By understanding these numbers it can be concluded, on a simplistic level, that on average, just by the math, employers spent about $1.2 trillion each year for family coverage and close to $264 billion in individual coverage or roughly $1.4 trillion in total premiums for the year.

Think about it, if employers just decided to pay that $2,000 fine for every single person, including the spouse and dependents of their employees, which they don’t have to do, how much would that bill total?

Close to $298 billion! The savings could easily be $1.1 trillion.

An extra $1.1 billion to the bottom line of corporate America, how would that look to investors, would stock prices increase just a little bit, and isn’t that how we judge the economy today, isn’t it all about the “economy stupid”?

The other great news is that instead of that $1.4 trillion heading to insurance companies in the form of premiums, this extra $1.1 trillion that companies now have could easily be pumped back into the economy through employer spending while sending an extra $298 billion to the federal government in the form of fines, which will quickly be labeled as “new” revenue.

And that $1.1 trillion, which may be pumped back into the economy, will, also, be taxed accordingly by the federal government.

This could easily lead to more manufacturing coming back to the United States due to the fact that the costs of each employee will have dropped and shipping materials to countries like China and India may not appear to be that sensible, especially if the cost of employees in those countries rise – all one needs to do is look at the Wall St. Journal / China report on rising employee costs.

The possibility of job creation now that the second largest cost employers face has all but vanished, could be extreme and again the stated goals of the ACA are create jobs, pay down the deficit, improve the economy and bring back manufacturing to the United States.

As for how the ACA impacts the employee this law may not be in their best interest as the, obvious, consequence is the probability that employees will no longer have access to employer funded health insurance.

This means that employees will now have to buy a health insurance policy not only for themselves, but also for their family on the public market where they will be taking the risk of being in a small individual plan instead of being part of a larger group.

The other factor, employees may now be in the position of having more of their income taxed by the government on both levels, since they will lose that benefit of having to pay for their healthcare with pre-taxed dollars.

Under the current rules of health coverage the amount of a person’s premiums were, for the majority of Americans, taken out of their paycheck pre-tax which lowered the amount of income the government could tax as revenue.

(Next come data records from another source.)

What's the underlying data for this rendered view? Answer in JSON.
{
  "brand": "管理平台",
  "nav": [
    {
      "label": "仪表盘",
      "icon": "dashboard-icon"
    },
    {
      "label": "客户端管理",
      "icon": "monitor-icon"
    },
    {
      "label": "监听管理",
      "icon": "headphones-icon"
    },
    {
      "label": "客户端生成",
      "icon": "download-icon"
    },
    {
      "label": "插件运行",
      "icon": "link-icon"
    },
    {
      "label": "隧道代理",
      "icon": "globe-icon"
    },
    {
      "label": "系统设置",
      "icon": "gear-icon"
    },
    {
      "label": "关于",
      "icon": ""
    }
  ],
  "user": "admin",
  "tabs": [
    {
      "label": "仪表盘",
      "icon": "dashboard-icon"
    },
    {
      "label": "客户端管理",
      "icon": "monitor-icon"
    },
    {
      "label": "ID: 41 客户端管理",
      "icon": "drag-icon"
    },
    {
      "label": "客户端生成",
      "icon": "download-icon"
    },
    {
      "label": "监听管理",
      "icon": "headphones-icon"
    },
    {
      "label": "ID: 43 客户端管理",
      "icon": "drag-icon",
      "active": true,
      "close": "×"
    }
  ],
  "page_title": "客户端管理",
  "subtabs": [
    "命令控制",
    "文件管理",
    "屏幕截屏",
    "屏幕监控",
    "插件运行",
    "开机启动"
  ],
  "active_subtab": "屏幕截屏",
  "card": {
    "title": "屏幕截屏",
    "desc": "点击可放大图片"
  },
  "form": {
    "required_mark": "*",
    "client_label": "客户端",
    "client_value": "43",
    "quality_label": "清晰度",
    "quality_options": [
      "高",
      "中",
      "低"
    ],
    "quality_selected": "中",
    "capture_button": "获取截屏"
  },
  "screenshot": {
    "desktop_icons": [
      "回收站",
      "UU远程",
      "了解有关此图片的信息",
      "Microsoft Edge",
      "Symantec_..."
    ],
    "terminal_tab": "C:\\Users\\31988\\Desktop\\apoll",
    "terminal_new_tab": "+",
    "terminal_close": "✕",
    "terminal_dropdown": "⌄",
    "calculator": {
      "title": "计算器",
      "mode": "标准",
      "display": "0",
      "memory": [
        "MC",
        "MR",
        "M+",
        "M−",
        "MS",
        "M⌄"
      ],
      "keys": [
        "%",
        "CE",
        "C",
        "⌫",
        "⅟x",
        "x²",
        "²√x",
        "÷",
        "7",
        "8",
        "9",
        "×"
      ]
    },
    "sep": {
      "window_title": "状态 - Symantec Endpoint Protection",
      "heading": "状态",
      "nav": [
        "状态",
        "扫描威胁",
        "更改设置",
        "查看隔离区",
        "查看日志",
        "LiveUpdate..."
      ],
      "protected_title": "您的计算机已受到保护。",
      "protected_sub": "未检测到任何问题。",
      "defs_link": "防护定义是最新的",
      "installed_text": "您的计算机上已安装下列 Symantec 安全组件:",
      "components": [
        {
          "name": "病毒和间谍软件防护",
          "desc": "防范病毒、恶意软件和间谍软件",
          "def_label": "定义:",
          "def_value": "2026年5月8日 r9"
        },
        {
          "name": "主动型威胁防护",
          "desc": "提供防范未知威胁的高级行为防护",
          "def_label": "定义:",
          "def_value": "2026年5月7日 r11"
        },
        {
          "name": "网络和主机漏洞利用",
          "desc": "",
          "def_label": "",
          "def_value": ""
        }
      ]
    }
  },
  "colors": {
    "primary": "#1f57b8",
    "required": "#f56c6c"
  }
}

Now, with these new changes, and if companies implement this, people will be paying for their health coverage with after taxed dollars from income. This will lead to employee having more of their income taxed at both the federal and quite possibly the state level.

As for the jobs that the ACA may create; they may not be the boon for employees as well, since employers, under the ACA, will have the ability to skirt the issue of that $2,000 fine by only allowing employees the opportunity to work a total of 29 hours a week.

According to the ACA, on page 137 of the law, under the section titled “Employers shared responsibility”, the term full-time employee means any “employee who is employed on average at least 30 hours of service per week”.

If an employee is under that number of hours per week, average throughout the year, then the employer will not be faced with that $2,000 fine.

As stated, the possibilities that are mentioned in this article are just that: possibilities, but, unfortunately, the foundation has been set for any large company to act on it.

Dan McGrath